THE PROBLEM >> Write the entries below out again without a single difference.
[Start of Attachment]
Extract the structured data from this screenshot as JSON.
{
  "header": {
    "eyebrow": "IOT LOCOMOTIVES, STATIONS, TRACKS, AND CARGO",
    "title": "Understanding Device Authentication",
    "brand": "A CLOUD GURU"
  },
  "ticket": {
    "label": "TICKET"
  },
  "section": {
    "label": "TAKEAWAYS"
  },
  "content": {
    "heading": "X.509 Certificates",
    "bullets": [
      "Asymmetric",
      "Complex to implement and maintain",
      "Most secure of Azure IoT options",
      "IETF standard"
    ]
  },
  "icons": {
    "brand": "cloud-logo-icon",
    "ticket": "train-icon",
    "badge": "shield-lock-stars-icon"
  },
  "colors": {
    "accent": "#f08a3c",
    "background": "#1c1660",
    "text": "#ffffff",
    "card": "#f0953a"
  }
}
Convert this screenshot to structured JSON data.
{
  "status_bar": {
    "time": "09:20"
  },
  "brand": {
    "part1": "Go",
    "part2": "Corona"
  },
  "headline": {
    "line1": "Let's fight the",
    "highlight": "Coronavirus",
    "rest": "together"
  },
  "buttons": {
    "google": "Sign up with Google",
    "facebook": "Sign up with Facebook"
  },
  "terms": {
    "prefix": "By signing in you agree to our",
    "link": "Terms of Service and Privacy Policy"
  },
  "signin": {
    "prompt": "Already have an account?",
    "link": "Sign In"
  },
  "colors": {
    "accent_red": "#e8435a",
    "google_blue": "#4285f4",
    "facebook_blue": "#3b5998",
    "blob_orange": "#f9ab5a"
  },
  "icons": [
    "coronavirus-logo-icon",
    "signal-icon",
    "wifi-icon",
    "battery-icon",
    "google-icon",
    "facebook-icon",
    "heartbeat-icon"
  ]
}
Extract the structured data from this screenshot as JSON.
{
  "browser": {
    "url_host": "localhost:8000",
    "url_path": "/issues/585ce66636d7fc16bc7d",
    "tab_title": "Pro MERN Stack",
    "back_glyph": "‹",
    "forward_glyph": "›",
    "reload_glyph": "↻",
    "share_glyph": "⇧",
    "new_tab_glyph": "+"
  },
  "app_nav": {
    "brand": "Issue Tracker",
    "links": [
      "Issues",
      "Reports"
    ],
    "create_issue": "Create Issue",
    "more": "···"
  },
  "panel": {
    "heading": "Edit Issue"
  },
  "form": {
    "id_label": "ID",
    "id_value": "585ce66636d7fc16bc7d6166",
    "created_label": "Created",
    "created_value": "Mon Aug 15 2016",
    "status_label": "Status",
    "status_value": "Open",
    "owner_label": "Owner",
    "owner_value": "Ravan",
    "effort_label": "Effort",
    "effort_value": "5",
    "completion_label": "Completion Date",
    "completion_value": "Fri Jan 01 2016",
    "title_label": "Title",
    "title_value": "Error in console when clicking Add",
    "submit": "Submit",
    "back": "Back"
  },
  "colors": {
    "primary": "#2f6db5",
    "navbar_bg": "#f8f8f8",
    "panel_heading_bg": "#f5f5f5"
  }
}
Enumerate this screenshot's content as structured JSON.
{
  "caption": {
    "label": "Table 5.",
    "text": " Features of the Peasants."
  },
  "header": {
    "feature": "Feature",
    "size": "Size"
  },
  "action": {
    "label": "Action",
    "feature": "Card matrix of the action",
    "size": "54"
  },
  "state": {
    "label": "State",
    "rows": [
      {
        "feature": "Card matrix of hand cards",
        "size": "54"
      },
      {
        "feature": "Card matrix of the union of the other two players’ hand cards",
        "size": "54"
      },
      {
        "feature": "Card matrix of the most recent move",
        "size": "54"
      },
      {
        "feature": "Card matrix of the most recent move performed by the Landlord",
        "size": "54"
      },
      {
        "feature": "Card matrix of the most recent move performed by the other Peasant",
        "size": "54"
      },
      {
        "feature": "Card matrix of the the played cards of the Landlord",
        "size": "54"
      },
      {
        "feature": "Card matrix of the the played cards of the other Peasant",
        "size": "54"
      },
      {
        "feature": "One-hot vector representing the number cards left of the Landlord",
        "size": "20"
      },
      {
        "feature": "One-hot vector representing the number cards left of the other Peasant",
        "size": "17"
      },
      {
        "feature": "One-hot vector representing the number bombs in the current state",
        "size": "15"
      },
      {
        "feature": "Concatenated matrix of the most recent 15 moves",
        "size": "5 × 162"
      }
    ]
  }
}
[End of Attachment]
YOUR SOLUTION >>
Extract the structured data from this screenshot as JSON.
{
  "header": {
    "eyebrow": "IOT LOCOMOTIVES, STATIONS, TRACKS, AND CARGO",
    "title": "Understanding Device Authentication",
    "brand": "A CLOUD GURU"
  },
  "ticket": {
    "label": "TICKET"
  },
  "section": {
    "label": "TAKEAWAYS"
  },
  "content": {
    "heading": "X.509 Certificates",
    "bullets": [
      "Asymmetric",
      "Complex to implement and maintain",
      "Most secure of Azure IoT options",
      "IETF standard"
    ]
  },
  "icons": {
    "brand": "cloud-logo-icon",
    "ticket": "train-icon",
    "badge": "shield-lock-stars-icon"
  },
  "colors": {
    "accent": "#f08a3c",
    "background": "#1c1660",
    "text": "#ffffff",
    "card": "#f0953a"
  }
}
Convert this screenshot to structured JSON data.
{
  "status_bar": {
    "time": "09:20"
  },
  "brand": {
    "part1": "Go",
    "part2": "Corona"
  },
  "headline": {
    "line1": "Let's fight the",
    "highlight": "Coronavirus",
    "rest": "together"
  },
  "buttons": {
    "google": "Sign up with Google",
    "facebook": "Sign up with Facebook"
  },
  "terms": {
    "prefix": "By signing in you agree to our",
    "link": "Terms of Service and Privacy Policy"
  },
  "signin": {
    "prompt": "Already have an account?",
    "link": "Sign In"
  },
  "colors": {
    "accent_red": "#e8435a",
    "google_blue": "#4285f4",
    "facebook_blue": "#3b5998",
    "blob_orange": "#f9ab5a"
  },
  "icons": [
    "coronavirus-logo-icon",
    "signal-icon",
    "wifi-icon",
    "battery-icon",
    "google-icon",
    "facebook-icon",
    "heartbeat-icon"
  ]
}
Extract the structured data from this screenshot as JSON.
{
  "browser": {
    "url_host": "localhost:8000",
    "url_path": "/issues/585ce66636d7fc16bc7d",
    "tab_title": "Pro MERN Stack",
    "back_glyph": "‹",
    "forward_glyph": "›",
    "reload_glyph": "↻",
    "share_glyph": "⇧",
    "new_tab_glyph": "+"
  },
  "app_nav": {
    "brand": "Issue Tracker",
    "links": [
      "Issues",
      "Reports"
    ],
    "create_issue": "Create Issue",
    "more": "···"
  },
  "panel": {
    "heading": "Edit Issue"
  },
  "form": {
    "id_label": "ID",
    "id_value": "585ce66636d7fc16bc7d6166",
    "created_label": "Created",
    "created_value": "Mon Aug 15 2016",
    "status_label": "Status",
    "status_value": "Open",
    "owner_label": "Owner",
    "owner_value": "Ravan",
    "effort_label": "Effort",
    "effort_value": "5",
    "completion_label": "Completion Date",
    "completion_value": "Fri Jan 01 2016",
    "title_label": "Title",
    "title_value": "Error in console when clicking Add",
    "submit": "Submit",
    "back": "Back"
  },
  "colors": {
    "primary": "#2f6db5",
    "navbar_bg": "#f8f8f8",
    "panel_heading_bg": "#f5f5f5"
  }
}
Enumerate this screenshot's content as structured JSON.
{
  "caption": {
    "label": "Table 5.",
    "text": " Features of the Peasants."
  },
  "header": {
    "feature": "Feature",
    "size": "Size"
  },
  "action": {
    "label": "Action",
    "feature": "Card matrix of the action",
    "size": "54"
  },
  "state": {
    "label": "State",
    "rows": [
      {
        "feature": "Card matrix of hand cards",
        "size": "54"
      },
      {
        "feature": "Card matrix of the union of the other two players’ hand cards",
        "size": "54"
      },
      {
        "feature": "Card matrix of the most recent move",
        "size": "54"
      },
      {
        "feature": "Card matrix of the most recent move performed by the Landlord",
        "size": "54"
      },
      {
        "feature": "Card matrix of the most recent move performed by the other Peasant",
        "size": "54"
      },
      {
        "feature": "Card matrix of the the played cards of the Landlord",
        "size": "54"
      },
      {
        "feature": "Card matrix of the the played cards of the other Peasant",
        "size": "54"
      },
      {
        "feature": "One-hot vector representing the number cards left of the Landlord",
        "size": "20"
      },
      {
        "feature": "One-hot vector representing the number cards left of the other Peasant",
        "size": "17"
      },
      {
        "feature": "One-hot vector representing the number bombs in the current state",
        "size": "15"
      },
      {
        "feature": "Concatenated matrix of the most recent 15 moves",
        "size": "5 × 162"
      }
    ]
  }
}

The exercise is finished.